## [WORK ORDER]
Could you reproduce all of these records exactly?

Start of Block

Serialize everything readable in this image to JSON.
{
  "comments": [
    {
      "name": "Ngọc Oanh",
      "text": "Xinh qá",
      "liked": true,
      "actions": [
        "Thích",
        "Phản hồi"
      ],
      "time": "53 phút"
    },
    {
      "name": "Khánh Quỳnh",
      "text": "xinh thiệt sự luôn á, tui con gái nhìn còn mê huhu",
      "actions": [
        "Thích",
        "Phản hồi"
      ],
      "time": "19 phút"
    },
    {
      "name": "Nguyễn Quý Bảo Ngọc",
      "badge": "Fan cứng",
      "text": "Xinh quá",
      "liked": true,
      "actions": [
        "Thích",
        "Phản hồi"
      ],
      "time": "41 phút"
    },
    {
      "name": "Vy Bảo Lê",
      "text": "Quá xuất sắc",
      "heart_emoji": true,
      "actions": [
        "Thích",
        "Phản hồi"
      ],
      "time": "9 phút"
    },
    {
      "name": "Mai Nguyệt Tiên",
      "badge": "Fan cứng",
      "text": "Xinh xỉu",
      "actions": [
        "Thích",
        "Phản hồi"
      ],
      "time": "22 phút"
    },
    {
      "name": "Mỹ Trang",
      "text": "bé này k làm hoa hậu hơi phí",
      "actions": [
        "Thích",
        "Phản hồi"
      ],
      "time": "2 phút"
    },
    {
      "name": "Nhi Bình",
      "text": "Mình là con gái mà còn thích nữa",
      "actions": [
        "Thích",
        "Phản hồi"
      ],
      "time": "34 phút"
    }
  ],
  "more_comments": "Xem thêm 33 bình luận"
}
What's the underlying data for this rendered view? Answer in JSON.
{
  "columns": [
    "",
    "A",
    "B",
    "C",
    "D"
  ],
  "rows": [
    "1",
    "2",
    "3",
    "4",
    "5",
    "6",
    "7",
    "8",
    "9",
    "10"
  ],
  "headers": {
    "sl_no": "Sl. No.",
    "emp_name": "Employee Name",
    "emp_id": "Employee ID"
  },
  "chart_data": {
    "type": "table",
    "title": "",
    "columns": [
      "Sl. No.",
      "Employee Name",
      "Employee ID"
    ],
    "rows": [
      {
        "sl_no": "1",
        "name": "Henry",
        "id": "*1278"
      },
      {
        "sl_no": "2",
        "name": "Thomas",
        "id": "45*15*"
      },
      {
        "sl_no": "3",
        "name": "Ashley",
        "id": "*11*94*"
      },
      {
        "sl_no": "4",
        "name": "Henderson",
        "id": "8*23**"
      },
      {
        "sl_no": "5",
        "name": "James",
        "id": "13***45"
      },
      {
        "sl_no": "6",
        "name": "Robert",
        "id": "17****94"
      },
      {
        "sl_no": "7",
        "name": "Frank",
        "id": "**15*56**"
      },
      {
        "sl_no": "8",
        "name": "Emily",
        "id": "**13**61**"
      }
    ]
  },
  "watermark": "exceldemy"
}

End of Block

## [EXERCISE RESPONSE]
Serialize everything readable in this image to JSON.
{
  "comments": [
    {
      "name": "Ngọc Oanh",
      "text": "Xinh qá",
      "liked": true,
      "actions": [
        "Thích",
        "Phản hồi"
      ],
      "time": "53 phút"
    },
    {
      "name": "Khánh Quỳnh",
      "text": "xinh thiệt sự luôn á, tui con gái nhìn còn mê huhu",
      "actions": [
        "Thích",
        "Phản hồi"
      ],
      "time": "19 phút"
    },
    {
      "name": "Nguyễn Quý Bảo Ngọc",
      "badge": "Fan cứng",
      "text": "Xinh quá",
      "liked": true,
      "actions": [
        "Thích",
        "Phản hồi"
      ],
      "time": "41 phút"
    },
    {
      "name": "Vy Bảo Lê",
      "text": "Quá xuất sắc",
      "heart_emoji": true,
      "actions": [
        "Thích",
        "Phản hồi"
      ],
      "time": "9 phút"
    },
    {
      "name": "Mai Nguyệt Tiên",
      "badge": "Fan cứng",
      "text": "Xinh xỉu",
      "actions": [
        "Thích",
        "Phản hồi"
      ],
      "time": "22 phút"
    },
    {
      "name": "Mỹ Trang",
      "text": "bé này k làm hoa hậu hơi phí",
      "actions": [
        "Thích",
        "Phản hồi"
      ],
      "time": "2 phút"
    },
    {
      "name": "Nhi Bình",
      "text": "Mình là con gái mà còn thích nữa",
      "actions": [
        "Thích",
        "Phản hồi"
      ],
      "time": "34 phút"
    }
  ],
  "more_comments": "Xem thêm 33 bình luận"
}
What's the underlying data for this rendered view? Answer in JSON.
{
  "columns": [
    "",
    "A",
    "B",
    "C",
    "D"
  ],
  "rows": [
    "1",
    "2",
    "3",
    "4",
    "5",
    "6",
    "7",
    "8",
    "9",
    "10"
  ],
  "headers": {
    "sl_no": "Sl. No.",
    "emp_name": "Employee Name",
    "emp_id": "Employee ID"
  },
  "chart_data": {
    "type": "table",
    "title": "",
    "columns": [
      "Sl. No.",
      "Employee Name",
      "Employee ID"
    ],
    "rows": [
      {
        "sl_no": "1",
        "name": "Henry",
        "id": "*1278"
      },
      {
        "sl_no": "2",
        "name": "Thomas",
        "id": "45*15*"
      },
      {
        "sl_no": "3",
        "name": "Ashley",
        "id": "*11*94*"
      },
      {
        "sl_no": "4",
        "name": "Henderson",
        "id": "8*23**"
      },
      {
        "sl_no": "5",
        "name": "James",
        "id": "13***45"
      },
      {
        "sl_no": "6",
        "name": "Robert",
        "id": "17****94"
      },
      {
        "sl_no": "7",
        "name": "Frank",
        "id": "**15*56**"
      },
      {
        "sl_no": "8",
        "name": "Emily",
        "id": "**13**61**"
      }
    ]
  },
  "watermark": "exceldemy"
}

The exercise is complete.